“Firsts” is a series of conversations where women share moments that aren’t always talked about, in the hope that they inspire, encourage, and comfort.
This week we’re talking to the truly inspirational activist, author, mama muse and one of the organizers of the Women’s March, Sarah Sophie Flicker, who has most recently been using her presence to alert her followers to any and all news relating to the criminalization of abortion in the US. For All The Pretty Birds, she shares moments of power and vulnerability, and explains why people need to get over their privilege.
The first time…I felt that the world treated women differently. It’s funny, and sad. I remember being on the beach when I was 9 years old with my parents, I was wearing a bathing suit and I remember recognizing, for the first time, that men were looking at me. I realized that it was both something I could use as an asset and something that could be detrimental, something that could be used against me – and I felt really confused by it.
When I was around seven, I used to do a ton of local theatre; I was really into acting, dancing and singing, and took part in a lot of adult productions. My friend and I were the only kids in this production.
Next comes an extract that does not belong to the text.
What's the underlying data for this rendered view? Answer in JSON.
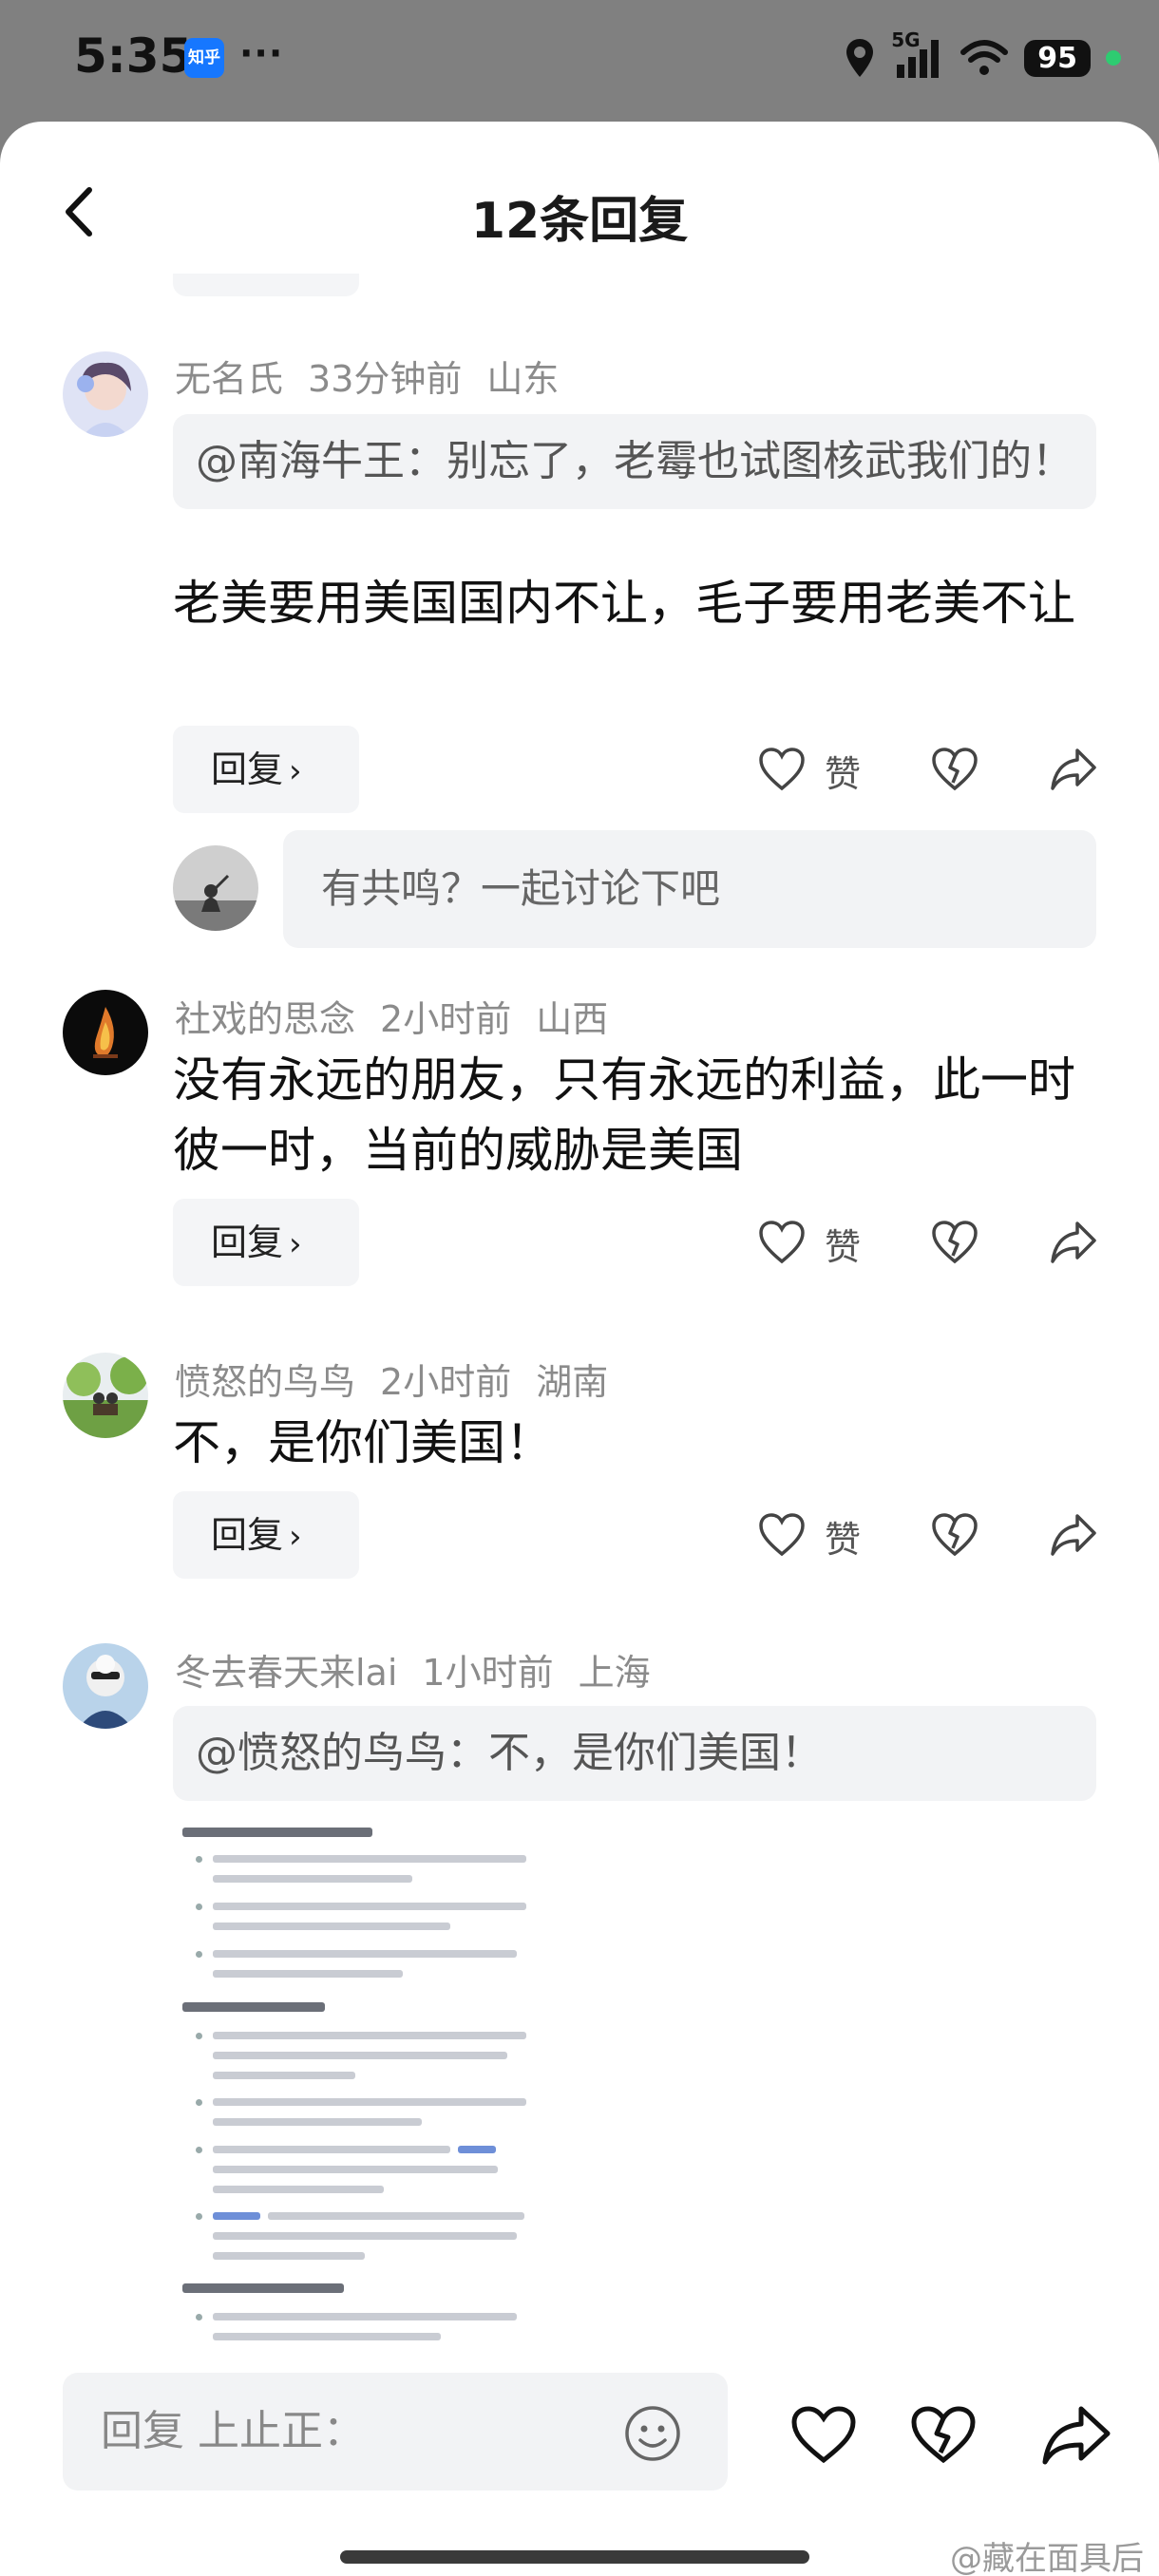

I remember a guy who was always there, always dressed in a military uniform – which was weird – and he would always have us sit on his lap. The adults had to intervene and I remember feeling so much shame, like it was my fault. I think this creation of shame is almost a tactic; it keeps women in a certain place. Now that I have kids I realize that it happens so much earlier than we all like to think it does.
The first time…I noticed that the ‘sisterhood’ doesn’t always include every kind of woman, every color. I’ve always been a girl’s girl and a woman’s woman. I don’t have a ton of male friends. I’ve always been much more in community with women. That said, I was born in Denmark and my extended family in Denmark is black. Denmark has many, many problems with race and immigration – similar to here [the US]. But in my personal life, I noticed this division early on. I’ve always considered myself somewhat of a feminist and I was very lucky to land at Mills College, which is a very feminist all-women’s college in Oakland. I think the first class I took there was on intersectionality, so the way I was taught about feminism was never divorced from it.
Where feminism has failed and not gotten it right, and where it continues to not get it right, is all about the parents, especially white parents. The more we have this as a topic of conversation in our households and with our kids, it becomes something that people won’t be as defensive about as they grow up. My understanding of the women’s movement is that you’re talking about over 50 percent of the population, so we’re all going to have different issues, different lived experiences. The theory of change should always be that you listen to and put in leadership, the people who are most marginalized. If you lift from that space, you uplift everybody. If you only lift from the most privileged place, you’re only lifting those people up. So, if you’re committed to women, you have to commit to all women.
The first time…I knew that white privilege existed. When I was growing up, people didn’t really talk about privilege, but my parents did talk about the fact that we had financial stability and were white, and that this meant that we had opportunities that others might not have. I was always aware that being a white woman was different to being a white man. Today, with three children, I’m a real advocate for talking about any issue with my kids, in an age-appropriate way. Privilege doesn’t mean you’re a bad person. It just means you have it, and you must be aware of how you use it, and when you’re a white woman with privilege the best thing you can do is listen.
The second you notice your privilege and own it, and aren’t ashamed of it, it’s not a big deal. So much of it is rooted in our egos and how we’re taught to be defensive when things feel difficult. But with feminism, if it doesn’t feel uncomfortable, you’re probably not doing it right.
The first time…I realized the Women’s March was going to be huge, was when my friend, who worked in the office of the Mayor of DC at the time, sent me the numbers of the buses coming in. She had the buses that came in for the inauguration and there were maybe 300, and she had the numbers for the march and they were in the thousands. A week before we were being told that we [the organizers] wouldn’t be able to march because there were too many people; we thought we were going to be front and centre with a banner, but even the day of we were amending the route.
There were 1.2 million people just in DC. We knew it was going to be big, but we didn’t know how big the international numbers would be. It was so humbling, it brought me to my knees. With Brexit, we should have seen all the connections early on and seen that there was a real possibility that Trump could win, but this just felt like a real moment of solidarity.
The first time…I knew vulnerability was my strength. I am surrounded by women who are really powerful speakers, and that’s not who I am. For better or for worse, I know that when someone who I love and respect is being super hardcore, I can go in and smooth the edges and get people to listen, where they might be defensive otherwise. It takes all kinds to get people onboard.
This interview has been edited and condensed by Tahirah Hairston.
Images by Tamu McPherson.
Makeup by Cate Ureña using M.A.C Cosmetics.